This book presents ten chapters by an international group of scholars who examine different facets of the Three Chapters Controversy and its profound impact on these regions.
The sixth-century theological controversy over the 'Three Chapters', which centred on the nature of Christ, provoked one of the most serious and long-lived religious schisms of the early Middle Ages. The fault lines ran not only between the Byzantine imperial court and the papacy, but between Rome and the churches in the former western empire’s successor states. In Italy, the schism endured into the seventh century, and the repercussions were felt long thereafter. Though rooted in the complexities of christological debate, the tensions reveal the growing political as well as cultural divide between Byzantium, Rome, and the West. Thus the controversy is critical for our understanding of the late-antique and early-medieval Mediterranean world, and of the inheritance of empire in western Europe and North Africa. This book presents ten chapters by an international group of scholars who examine different facets of the Three Chapters Controversy and its profound impact on these regions.

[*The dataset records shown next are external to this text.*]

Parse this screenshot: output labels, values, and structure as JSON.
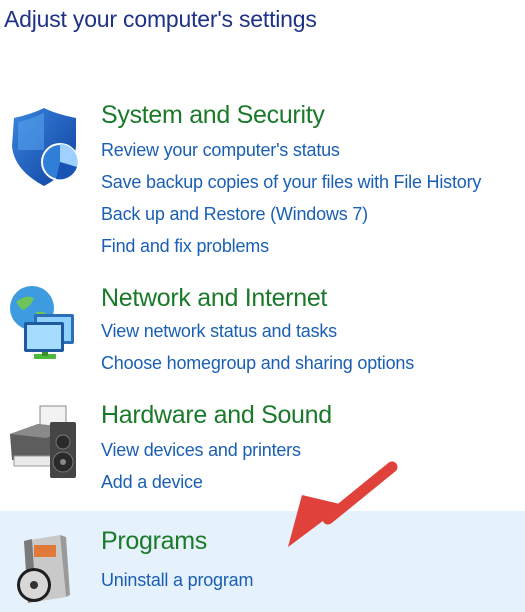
{
  "page": {
    "title": "Adjust your computer's settings"
  },
  "categories": [
    {
      "title": "System and Security",
      "icon": "shield-icon",
      "links": [
        "Review your computer's status",
        "Save backup copies of your files with File History",
        "Back up and Restore (Windows 7)",
        "Find and fix problems"
      ]
    },
    {
      "title": "Network and Internet",
      "icon": "network-globe-icon",
      "links": [
        "View network status and tasks",
        "Choose homegroup and sharing options"
      ]
    },
    {
      "title": "Hardware and Sound",
      "icon": "printer-speaker-icon",
      "links": [
        "View devices and printers",
        "Add a device"
      ]
    },
    {
      "title": "Programs",
      "icon": "programs-disc-icon",
      "highlighted": true,
      "links": [
        "Uninstall a program"
      ]
    }
  ],
  "annotation": {
    "arrow_color": "#e0413a",
    "arrow": "red-arrow-icon"
  },
  "colors": {
    "title": "#1e3287",
    "category": "#1a7a2a",
    "link": "#1a5fb4",
    "highlight": "#e5f1fb"
  }
}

Introduction - Robert A. Markus and Claire Sotinel
The Three Chapters Controversy and the Council of Chalcedon - Richard M. Price
L’Afrique reconquise et les Trois Chapitres - Yves Modéran
The Three Chapters and the Transformations of Italy - Claire Sotinel
Much Ado About Nothing: Gregory the Great’s Apology to the Istrians - Carole Straw
The Three Chapters Controversy and the Biblical Diagrams of Cassiodorus’s Codex Grandior and Institutions - Celia Chazelle
Il regno longobardo in Italia e i Tre Capitoli - Claudio Azzara
The Franks and Papal Theology, 550–660 - Ian Wood
Heresy in Secundus and Paul the Deacon - Walter Pohl
Epilogue - Robert A. Markus and Claire Sotinel
"This collection of paper makes a significant contribution to our understanding of the complex doctrinal disputes of the fifth and sixth centuries, to our understanding of Justinian's policies and to our knowledge of local ecclesiastical politics in the regions covered." (F. K. Haarer, in: The Journal of Ecclesiastical History, Volume 60/3, July 2009, p. 556-557)
"There is much to approve, and much to be learned, from this collection of essays. That they are the product of a collective decision to work in parallel on the Three Chapters Controversy in the West towards the production of a book probably explains why, unlike so many collections of conference proceedings, even on a well-defined topic, there is surprising coherence, a lack of repetition, and a consistent high quality here." (P. Gray, in: The Medieval Review, 08.01.21)